Metal nanoparticles, particularly noble metals like gold and silver, exhibit unique optical properties due to their surface plasmon resonance (SPR). UV-Vis spectroscopy can probe the SPR band, which is sensitive to the size, shape, and dielectric environment of the nanoparticles. This information is valuable for understanding and tuning the plasmonic properties of metal nanoparticles for various applications.

Carbon Nanomaterials

UV-Vis spectroscopy is also applied to characterize carbon nanomaterials, such as carbon nanotubes and graphene. The absorption spectra of these materials provide insights into their electronic structure, chirality, and defect states.
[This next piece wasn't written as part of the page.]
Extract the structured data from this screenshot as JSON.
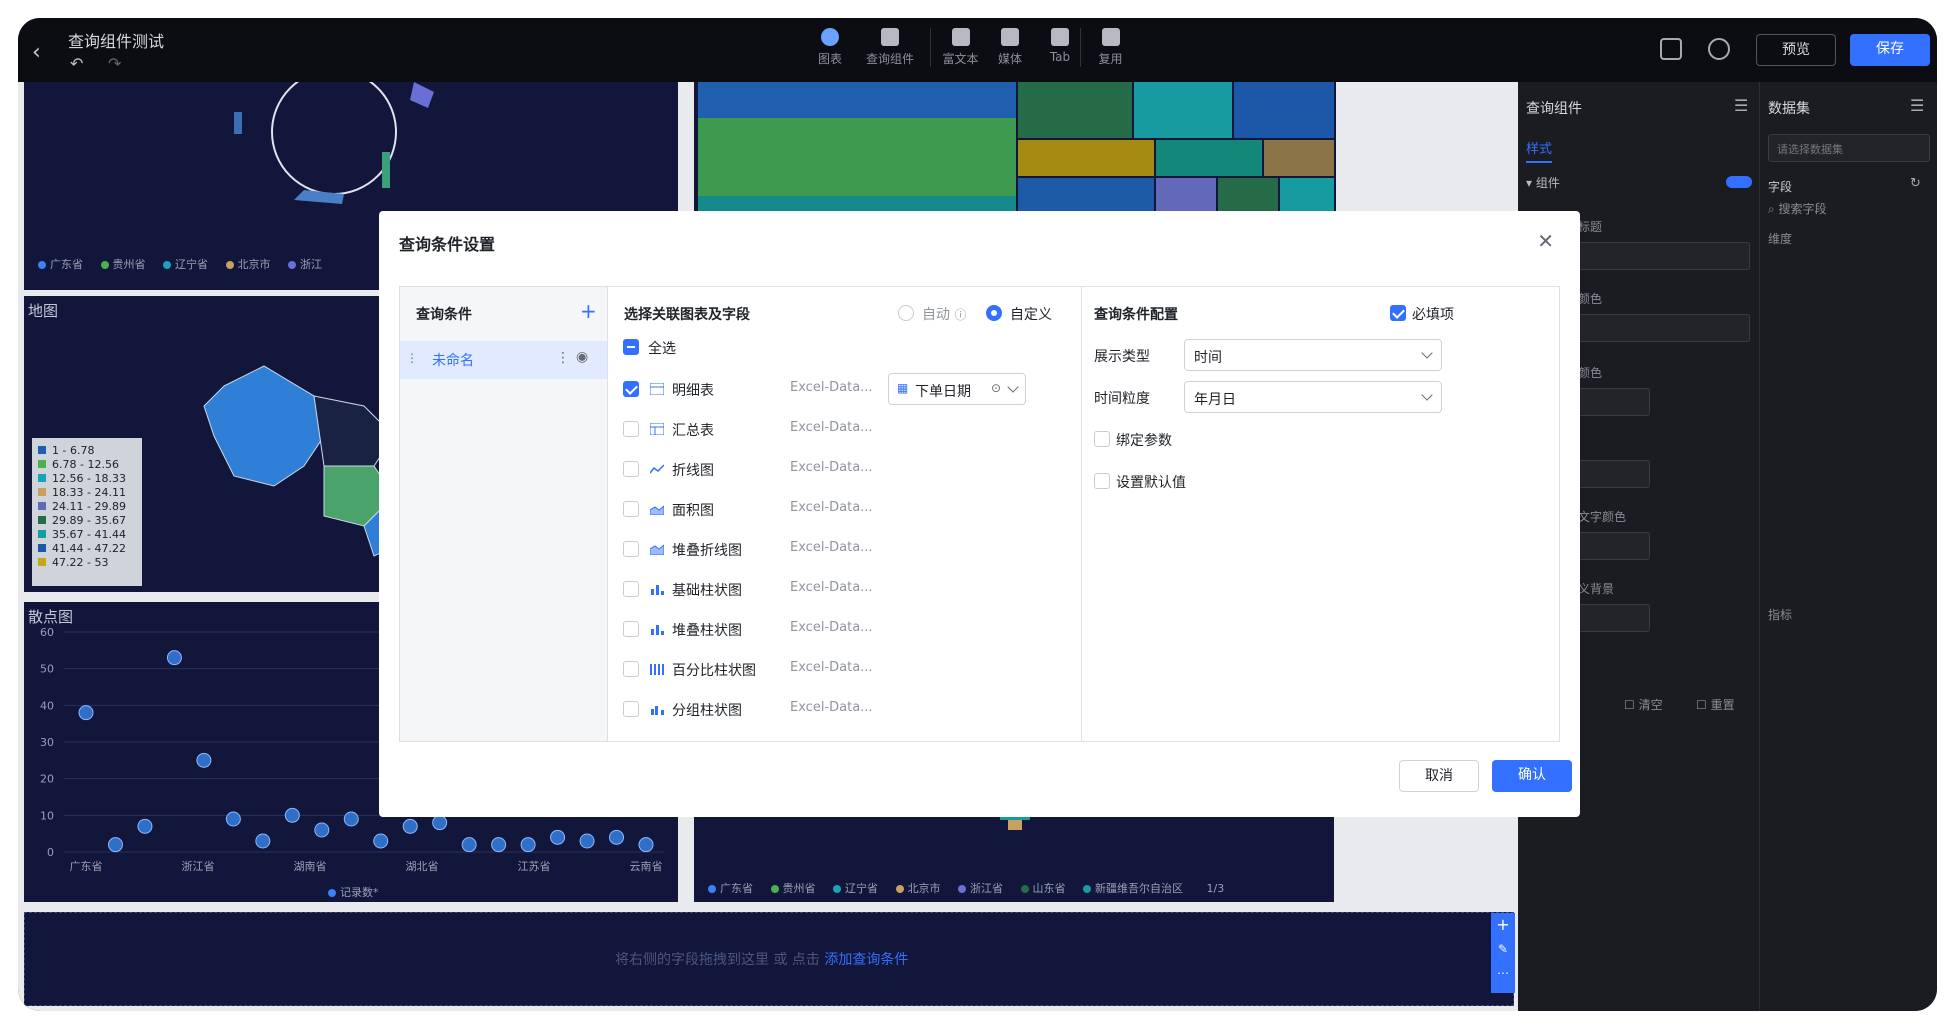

UV-Vis spectroscopy can also monitor the functionalization and dispersion of carbon nanomaterials in different solvents.

Advantages and Limitations

UV-Vis spectroscopy offers several advantages for nanomaterial characterization:
  • It is a non-destructive and non-invasive technique, allowing the sample to be recovered after measurement.
  • It requires minimal sample preparation and can be performed on solutions, thin films, or solid samples.
  • It provides rapid and straightforward measurements, making it suitable for routine characterization and quality control.
However, UV-Vis spectroscopy also has some limitations:
  • It is a bulk technique, providing averaged information about the sample rather than individual nanoparticles.
  • It may not provide detailed structural or compositional information, often requiring complementary techniques for a comprehensive characterization.
  • The interpretation of UV-Vis spectra can be challenging for complex systems or in the presence of multiple absorbing species.

Complementary Techniques

UV-Vis spectroscopy is often used in conjunction with other characterization techniques to gain a more comprehensive understanding of nanomaterials. Some complementary techniques include:

Further Reading

Asian Journal of Pharmaceutical and Clinical Research, Ultraviolet spectroscopy and its pharmaceutical applications- A brief review